Records from a dataset:

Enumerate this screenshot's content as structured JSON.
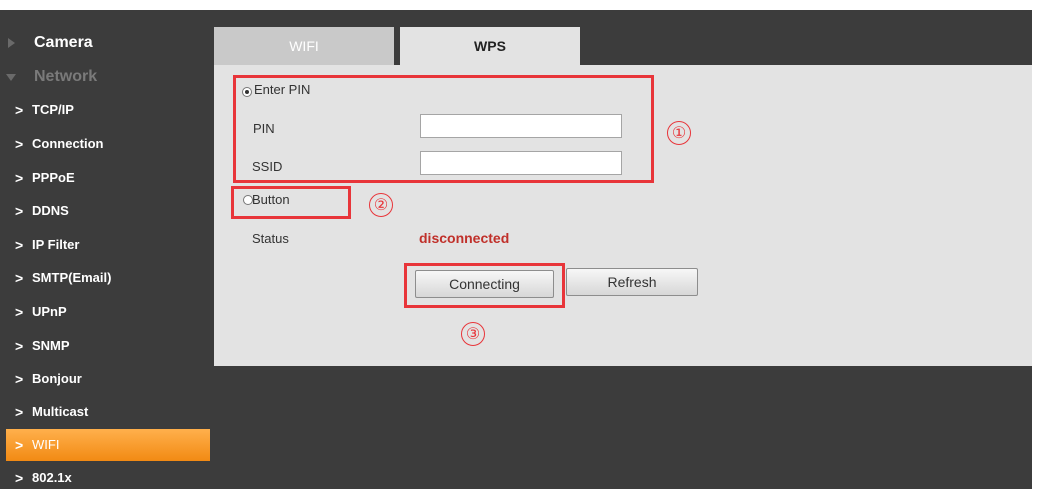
{
  "sidebar": {
    "camera": "Camera",
    "network": "Network",
    "items": [
      {
        "chevron": ">",
        "label": "TCP/IP"
      },
      {
        "chevron": ">",
        "label": "Connection"
      },
      {
        "chevron": ">",
        "label": "PPPoE"
      },
      {
        "chevron": ">",
        "label": "DDNS"
      },
      {
        "chevron": ">",
        "label": "IP Filter"
      },
      {
        "chevron": ">",
        "label": "SMTP(Email)"
      },
      {
        "chevron": ">",
        "label": "UPnP"
      },
      {
        "chevron": ">",
        "label": "SNMP"
      },
      {
        "chevron": ">",
        "label": "Bonjour"
      },
      {
        "chevron": ">",
        "label": "Multicast"
      },
      {
        "chevron": ">",
        "label": "WIFI",
        "active": true
      },
      {
        "chevron": ">",
        "label": "802.1x"
      }
    ]
  },
  "tabs": {
    "wifi": "WIFI",
    "wps": "WPS",
    "active": "WPS"
  },
  "wps": {
    "enter_pin_label": "Enter PIN",
    "enter_pin_selected": true,
    "pin_label": "PIN",
    "pin_value": "",
    "ssid_label": "SSID",
    "ssid_value": "",
    "button_label": "Button",
    "button_selected": false,
    "status_label": "Status",
    "status_value": "disconnected",
    "connect_button": "Connecting",
    "refresh_button": "Refresh"
  },
  "annotations": {
    "one": "①",
    "two": "②",
    "three": "③"
  },
  "colors": {
    "background": "#3c3c3c",
    "active_item": "#f28a13",
    "panel": "#e3e3e3",
    "highlight": "#e8353a",
    "status": "#c0302a"
  }
}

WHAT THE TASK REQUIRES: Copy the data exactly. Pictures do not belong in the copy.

TASK ANSWER:
Enumerate this screenshot's content as structured JSON.
{
  "sidebar": {
    "camera": "Camera",
    "network": "Network",
    "items": [
      {
        "chevron": ">",
        "label": "TCP/IP"
      },
      {
        "chevron": ">",
        "label": "Connection"
      },
      {
        "chevron": ">",
        "label": "PPPoE"
      },
      {
        "chevron": ">",
        "label": "DDNS"
      },
      {
        "chevron": ">",
        "label": "IP Filter"
      },
      {
        "chevron": ">",
        "label": "SMTP(Email)"
      },
      {
        "chevron": ">",
        "label": "UPnP"
      },
      {
        "chevron": ">",
        "label": "SNMP"
      },
      {
        "chevron": ">",
        "label": "Bonjour"
      },
      {
        "chevron": ">",
        "label": "Multicast"
      },
      {
        "chevron": ">",
        "label": "WIFI",
        "active": true
      },
      {
        "chevron": ">",
        "label": "802.1x"
      }
    ]
  },
  "tabs": {
    "wifi": "WIFI",
    "wps": "WPS",
    "active": "WPS"
  },
  "wps": {
    "enter_pin_label": "Enter PIN",
    "enter_pin_selected": true,
    "pin_label": "PIN",
    "pin_value": "",
    "ssid_label": "SSID",
    "ssid_value": "",
    "button_label": "Button",
    "button_selected": false,
    "status_label": "Status",
    "status_value": "disconnected",
    "connect_button": "Connecting",
    "refresh_button": "Refresh"
  },
  "annotations": {
    "one": "①",
    "two": "②",
    "three": "③"
  },
  "colors": {
    "background": "#3c3c3c",
    "active_item": "#f28a13",
    "panel": "#e3e3e3",
    "highlight": "#e8353a",
    "status": "#c0302a"
  }
}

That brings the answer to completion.